by Shereen M
Who needs coauthors?:
[Via Survival Blog for Scientists]
Young people, in tenure track positions, feel they to have to collect as many authorships as possible. Questions like “Will I be a coauthor?” and demands as “I have to be a coauthor” are part of daily conversations in science institutes.
But not only junior scientists are eager to boost their cv’s with authored papers.
Biology papers usually have large numbers of authors. It is rare to see a major paper in Nature or Science with two authors. Often modern papers are the results of collaborative research between multiple institutions. It makes it easier to get your name on a lot of papers but also makes proper assignation of credit difficult.
Credit for papers can be incredibly important and manipulation of the credit is not unheard of. Harvey Fletcher was a graduate student for Robert Millikan around 1910. Fletcher developed and designed the oil-drop experiments that measured the charge on an electron as well as investigations on Brownian motion that led to a better determination of Avogadro’s number.
Now, Fletcher could use a published paper in lieu of his Ph.D. thesis but only if he was sole author.
Millikin proposed that Fletcher be the sole author on the Brownian motion work and Millikan would be sole author on the electron charge work, even though Fletcher’s work was critical in both. Millikan knew which one would be the more important paper. As a graduate student, Fletcher really had no choice but to acquiesce to Millikan’s proposal.
Millikan published as sole author of the paper on the charge of the electron. Fletcher wrote on Avogadro’s constant. Millikan won the Nobel Prize in 1923. Although, Fletcher became the first physics student to graduate from The University of Chicago summa cum laude, he spent most of the next 38 years outside of academia, working at Bell Laboratories.
Although he did not win the Nobel Prize, he had a tremendous impact on many of the technologies that were developed in the 20th Century. At Bell Labs, he not only became ‘the father of stereophonic sound’ but was the director of the labs that developed the transistor.
What this shows is that while a true genius can not be stopped by who published what, in the scientific world, particularly in academia, the assignment of credit has huge ramifications. Almost anyone who takes physics knows about Millikan and the oil-drop experiment. Who knows about Fletcher?
These days, often the person who did the research is first author and the person who directed the research or whose lab supported the research is last. Everyone else involved in smaller amounts is in between.

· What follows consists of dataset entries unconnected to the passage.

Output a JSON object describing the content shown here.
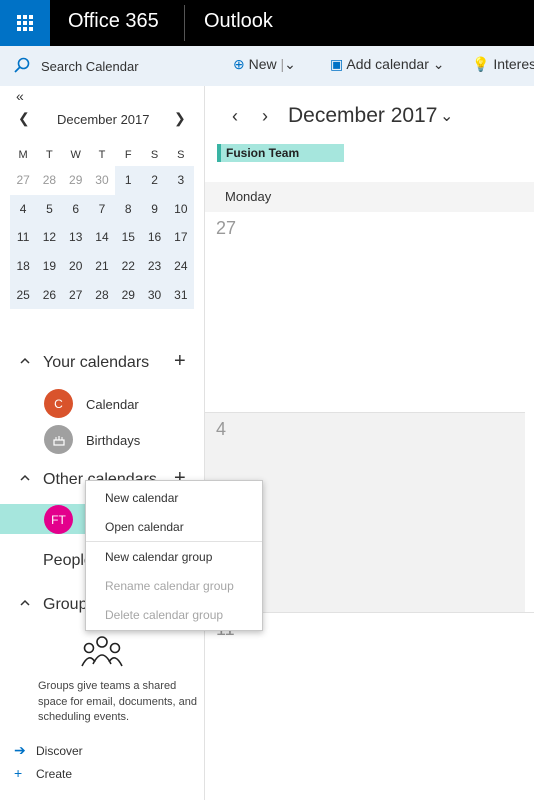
{
  "header": {
    "brand": "Office 365",
    "app": "Outlook"
  },
  "search": {
    "placeholder": "Search Calendar"
  },
  "toolbar": {
    "new_label": "New",
    "add_calendar_label": "Add calendar",
    "interesting_label": "Interes"
  },
  "mini_calendar": {
    "month_label": "December 2017",
    "weekdays": [
      "M",
      "T",
      "W",
      "T",
      "F",
      "S",
      "S"
    ],
    "weeks": [
      [
        "27",
        "28",
        "29",
        "30",
        "1",
        "2",
        "3"
      ],
      [
        "4",
        "5",
        "6",
        "7",
        "8",
        "9",
        "10"
      ],
      [
        "11",
        "12",
        "13",
        "14",
        "15",
        "16",
        "17"
      ],
      [
        "18",
        "19",
        "20",
        "21",
        "22",
        "23",
        "24"
      ],
      [
        "25",
        "26",
        "27",
        "28",
        "29",
        "30",
        "31"
      ]
    ]
  },
  "your_calendars": {
    "heading": "Your calendars",
    "items": [
      {
        "initial": "C",
        "label": "Calendar",
        "color": "#d9532c"
      },
      {
        "label": "Birthdays",
        "color": "#a0a0a0"
      }
    ]
  },
  "other_calendars": {
    "heading": "Other calendars",
    "items": [
      {
        "initials": "FT",
        "color": "#e3008c"
      }
    ]
  },
  "people": {
    "heading": "People"
  },
  "groups": {
    "heading": "Groups",
    "description": "Groups give teams a shared space for email, documents, and scheduling events.",
    "discover_label": "Discover",
    "create_label": "Create"
  },
  "main": {
    "month_label": "December 2017",
    "calendar_tag": "Fusion Team",
    "day_header": "Monday",
    "weeks": [
      "27",
      "4",
      "11"
    ]
  },
  "context_menu": {
    "items": [
      {
        "label": "New calendar",
        "enabled": true
      },
      {
        "label": "Open calendar",
        "enabled": true
      },
      {
        "label": "New calendar group",
        "enabled": true
      },
      {
        "label": "Rename calendar group",
        "enabled": false
      },
      {
        "label": "Delete calendar group",
        "enabled": false
      }
    ]
  },
  "colors": {
    "accent": "#0072c6",
    "selection": "#a6e6dd",
    "pane_bg": "#eaf1f8"
  }
}
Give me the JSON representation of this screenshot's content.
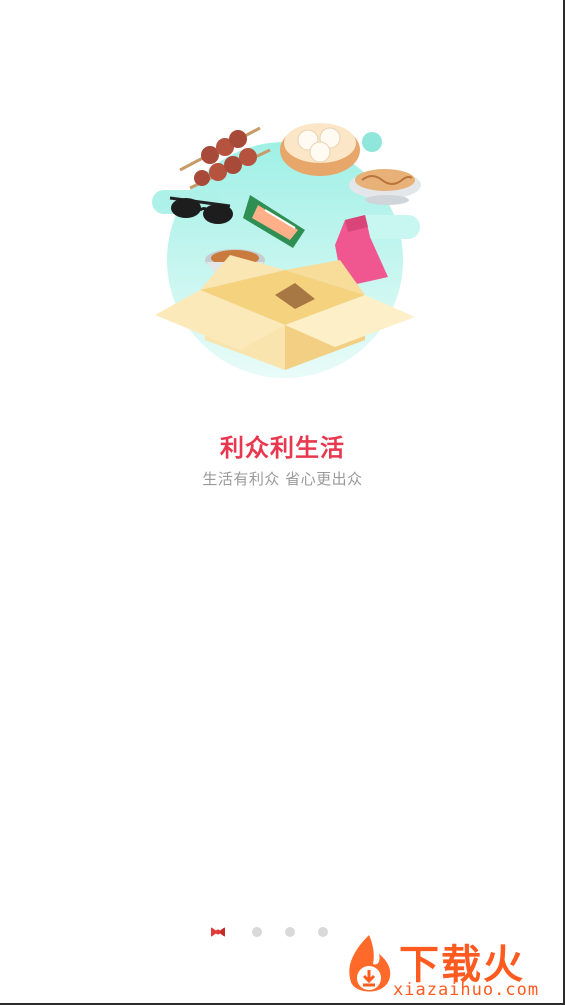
{
  "onboarding": {
    "title": "利众利生活",
    "subtitle": "生活有利众   省心更出众"
  },
  "pager": {
    "total": 4,
    "active_index": 0
  },
  "watermark": {
    "brand": "下载火",
    "domain": "xiazaihuo.com"
  },
  "colors": {
    "accent": "#e8384f",
    "subtitle": "#9a9a9a",
    "blob": "#7ee3d6",
    "box": "#f7e3a6",
    "watermark": "#ff5a1f"
  },
  "icons": {
    "active_dot": "bow-icon",
    "watermark_logo": "flame-download-icon"
  }
}
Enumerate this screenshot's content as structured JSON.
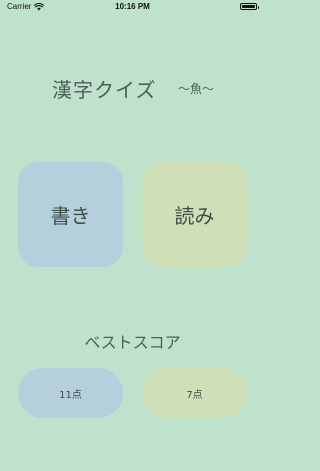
{
  "status_bar": {
    "carrier": "Carrier",
    "time": "10:16 PM"
  },
  "quiz": {
    "title": "漢字クイズ",
    "subtitle": "〜魚〜"
  },
  "modes": {
    "write_label": "書き",
    "read_label": "読み"
  },
  "scores": {
    "label": "ベストスコア",
    "write_score": "11点",
    "read_score": "7点"
  },
  "colors": {
    "background": "#bfe2cd",
    "write_tile": "#b6cfdc",
    "read_tile": "#cfe0b9"
  }
}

But this can change. Often with 20 authors, no one ever gets to the last one when the article is referenced. The bibliography will just be ‘Smith, et al.’ So sometimes, the director of the lab will be placed as first author instead of last so everyone sees their name in the references.

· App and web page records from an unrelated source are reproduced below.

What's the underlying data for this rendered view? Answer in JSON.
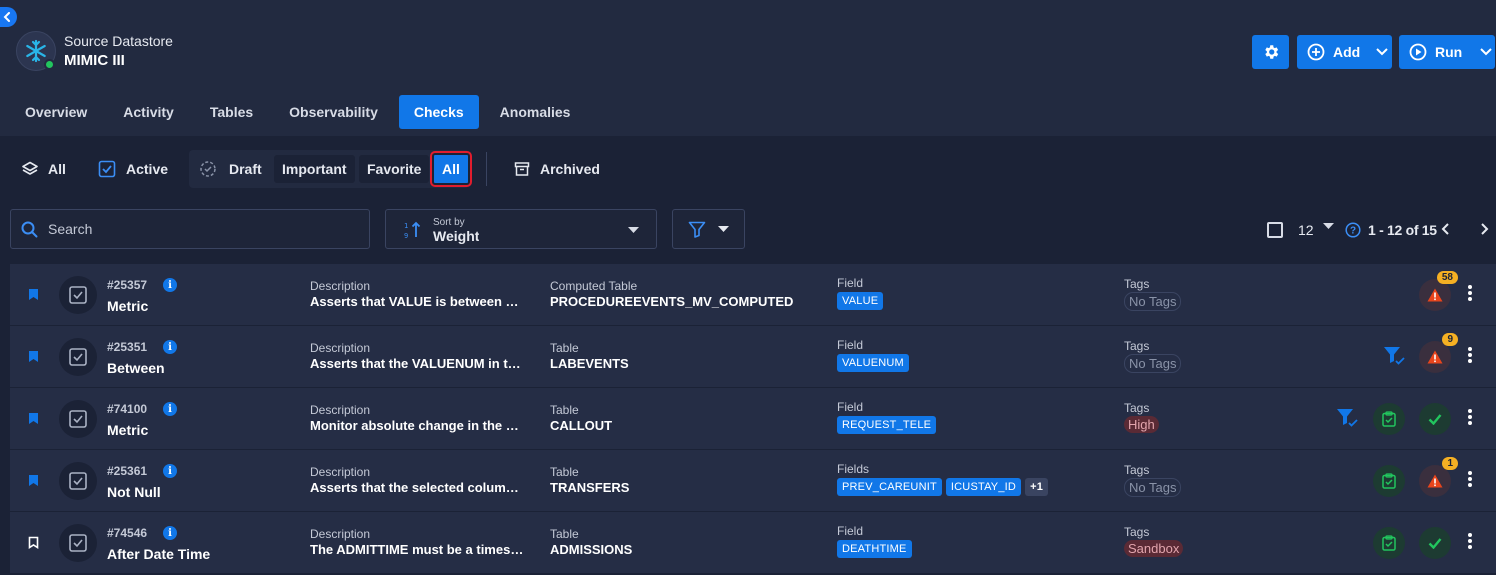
{
  "header": {
    "datastore_label": "Source Datastore",
    "datastore_name": "MIMIC III",
    "add_label": "Add",
    "run_label": "Run"
  },
  "tabs": [
    {
      "label": "Overview",
      "active": false
    },
    {
      "label": "Activity",
      "active": false
    },
    {
      "label": "Tables",
      "active": false
    },
    {
      "label": "Observability",
      "active": false
    },
    {
      "label": "Checks",
      "active": true
    },
    {
      "label": "Anomalies",
      "active": false
    }
  ],
  "filters": {
    "all": "All",
    "active": "Active",
    "draft": "Draft",
    "important": "Important",
    "favorite": "Favorite",
    "all_selected": "All",
    "archived": "Archived"
  },
  "toolbar": {
    "search_placeholder": "Search",
    "sort_by_label": "Sort by",
    "sort_value": "Weight",
    "per_page": "12",
    "range": "1 - 12 of 15"
  },
  "columns": {
    "description": "Description",
    "tags": "Tags"
  },
  "rows": [
    {
      "id": "#25357",
      "type": "Metric",
      "bookmarked": true,
      "description": "Asserts that VALUE is between MI…",
      "table_label": "Computed Table",
      "table": "PROCEDUREEVENTS_MV_COMPUTED",
      "field_label": "Field",
      "fields": [
        "VALUE"
      ],
      "more": "",
      "tag": "No Tags",
      "tag_style": "none",
      "anomalies": "58",
      "status": "anomaly",
      "filter_icon": false,
      "validate_icon": false
    },
    {
      "id": "#25351",
      "type": "Between",
      "bookmarked": true,
      "description": "Asserts that the VALUENUM in th…",
      "table_label": "Table",
      "table": "LABEVENTS",
      "field_label": "Field",
      "fields": [
        "VALUENUM"
      ],
      "more": "",
      "tag": "No Tags",
      "tag_style": "none",
      "anomalies": "9",
      "status": "anomaly",
      "filter_icon": true,
      "validate_icon": false
    },
    {
      "id": "#74100",
      "type": "Metric",
      "bookmarked": true,
      "description": "Monitor absolute change in the m…",
      "table_label": "Table",
      "table": "CALLOUT",
      "field_label": "Field",
      "fields": [
        "REQUEST_TELE"
      ],
      "more": "",
      "tag": "High",
      "tag_style": "red",
      "anomalies": "",
      "status": "pass",
      "filter_icon": true,
      "validate_icon": true
    },
    {
      "id": "#25361",
      "type": "Not Null",
      "bookmarked": true,
      "description": "Asserts that the selected column…",
      "table_label": "Table",
      "table": "TRANSFERS",
      "field_label": "Fields",
      "fields": [
        "PREV_CAREUNIT",
        "ICUSTAY_ID"
      ],
      "more": "+1",
      "tag": "No Tags",
      "tag_style": "none",
      "anomalies": "1",
      "status": "anomaly",
      "filter_icon": false,
      "validate_icon": true
    },
    {
      "id": "#74546",
      "type": "After Date Time",
      "bookmarked": false,
      "description": "The ADMITTIME must be a timest…",
      "table_label": "Table",
      "table": "ADMISSIONS",
      "field_label": "Field",
      "fields": [
        "DEATHTIME"
      ],
      "more": "",
      "tag": "Sandbox",
      "tag_style": "red",
      "anomalies": "",
      "status": "pass",
      "filter_icon": false,
      "validate_icon": true
    }
  ],
  "colors": {
    "accent": "#1177e8",
    "background": "#1b2236",
    "row": "#252d45",
    "warning": "#f5b023",
    "danger": "#e8451c",
    "success": "#22c55e"
  },
  "icons": {
    "bookmark": "bookmark-icon",
    "check_type": "check-square-icon",
    "info": "info-icon",
    "anomaly": "warning-triangle-icon",
    "pass": "checkmark-icon",
    "filter": "filter-check-icon",
    "validate": "clipboard-check-icon",
    "kebab": "kebab-icon"
  }
}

So how does proper credit actually get assigned? In large measure, figuring out who designed the critical experiment, who simply provided reagents and who had critical intellectual input are all hidden from general view. This permits political pressures, such as what Millikan used on Fletcher, to determine placement, rather than actual worth.

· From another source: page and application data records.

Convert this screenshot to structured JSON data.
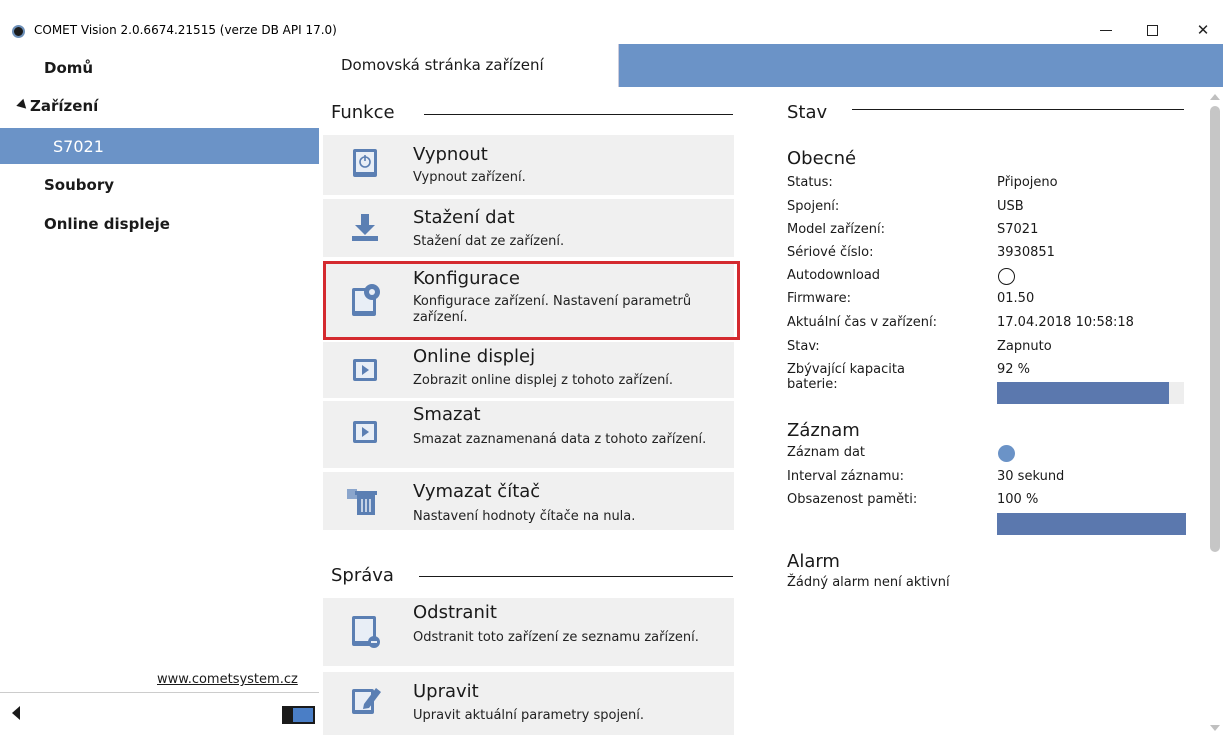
{
  "window": {
    "title": "COMET Vision 2.0.6674.21515 (verze DB API 17.0)",
    "minimize_icon": "minimize-icon",
    "maximize_icon": "maximize-icon",
    "close_label": "✕"
  },
  "sidebar": {
    "items": [
      {
        "label": "Domů"
      },
      {
        "label": "Zařízení"
      },
      {
        "label": "S7021"
      },
      {
        "label": "Soubory"
      },
      {
        "label": "Online displeje"
      }
    ],
    "website": "www.cometsystem.cz"
  },
  "tab": {
    "label": "Domovská stránka zařízení"
  },
  "functions": {
    "title": "Funkce",
    "tiles": [
      {
        "title": "Vypnout",
        "desc": "Vypnout zařízení.",
        "icon": "power-icon"
      },
      {
        "title": "Stažení dat",
        "desc": "Stažení dat ze zařízení.",
        "icon": "download-icon"
      },
      {
        "title": "Konfigurace",
        "desc": "Konfigurace zařízení. Nastavení parametrů zařízení.",
        "icon": "settings-icon"
      },
      {
        "title": "Online displej",
        "desc": "Zobrazit online displej z tohoto zařízení.",
        "icon": "play-icon"
      },
      {
        "title": "Smazat",
        "desc": "Smazat zaznamenaná data z tohoto zařízení.",
        "icon": "play-icon"
      },
      {
        "title": "Vymazat čítač",
        "desc": "Nastavení hodnoty čítače na nula.",
        "icon": "trash-icon"
      }
    ]
  },
  "management": {
    "title": "Správa",
    "tiles": [
      {
        "title": "Odstranit",
        "desc": "Odstranit toto zařízení ze seznamu zařízení.",
        "icon": "remove-device-icon"
      },
      {
        "title": "Upravit",
        "desc": "Upravit aktuální parametry spojení.",
        "icon": "edit-icon"
      }
    ]
  },
  "status": {
    "title": "Stav",
    "general": {
      "title": "Obecné",
      "rows": [
        {
          "key": "Status:",
          "value": "Připojeno"
        },
        {
          "key": "Spojení:",
          "value": "USB"
        },
        {
          "key": "Model zařízení:",
          "value": "S7021"
        },
        {
          "key": "Sériové číslo:",
          "value": "3930851"
        },
        {
          "key": "Autodownload",
          "value": ""
        },
        {
          "key": "Firmware:",
          "value": "01.50"
        },
        {
          "key": "Aktuální čas v zařízení:",
          "value": "17.04.2018 10:58:18"
        },
        {
          "key": "Stav:",
          "value": "Zapnuto"
        },
        {
          "key": "Zbývající kapacita baterie:",
          "value": "92 %"
        }
      ],
      "battery_level": 0.92
    },
    "record": {
      "title": "Záznam",
      "rows": [
        {
          "key": "Záznam dat",
          "value": ""
        },
        {
          "key": "Interval záznamu:",
          "value": "30 sekund"
        },
        {
          "key": "Obsazenost paměti:",
          "value": "100 %"
        }
      ],
      "memory_level": 1.0
    },
    "alarm": {
      "title": "Alarm",
      "text": "Žádný alarm není aktivní"
    }
  },
  "colors": {
    "accent": "#6b93c7",
    "bar": "#5b78ae",
    "highlight": "#d42a2f"
  }
}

Huge battles have been waged over where one’s name gets placed in a paper. Since this is what the world will see, it is worth it for many people to spend all their political capital to get a choice placement on a paper. A lot of scientific blood may have been spilt in order to get on a paper published in Nature.
Sometimes those in the know have an idea of proper credit but tenure committees, grant committees and other vetting bodies can have a difficult time telling just what contribution a scientist made on a paper with 40 authors.
There have been some attempts at better clarifying this, with authors making statements about who did what. Perhaps as we move away from the current model of publishing to one more digital in nature, there will be approaches to simplify this process.
In particular, there will have to be a way to assign credit for things other than just the number of publications. Scoring the impact people had on those publications, what work they actually performed and where they can be placed in the process that lead to novel scientific discoveries will become more likely, if the social media aspects of Science 2.0 comes to be appreciated.
Because every one of those aspects can be time-stamped and made accessible by using things like wikis and weblogs in ways that email will never accomplish. Openness and transparency, important aspects of successful Web 2.0 tools, will also make it possible to more accurately track the progress of creativity and innovation. Surely rewards will follow.
Will Science 2.0 make it less likely that political pressures can be used to claim credit that is not deserved? Being human, the pressures may never disappear. But Science 2.0 should make it a little more difficult to claim credit after the fact. Fletcher kept the secret of Millikan’s proposal until after he died. In those days, it was easier to control the flow of information, to hide political manipulations of the research.
Now, not as much.
Technorati Tags: Open Access, Science, Social media, Web 2.0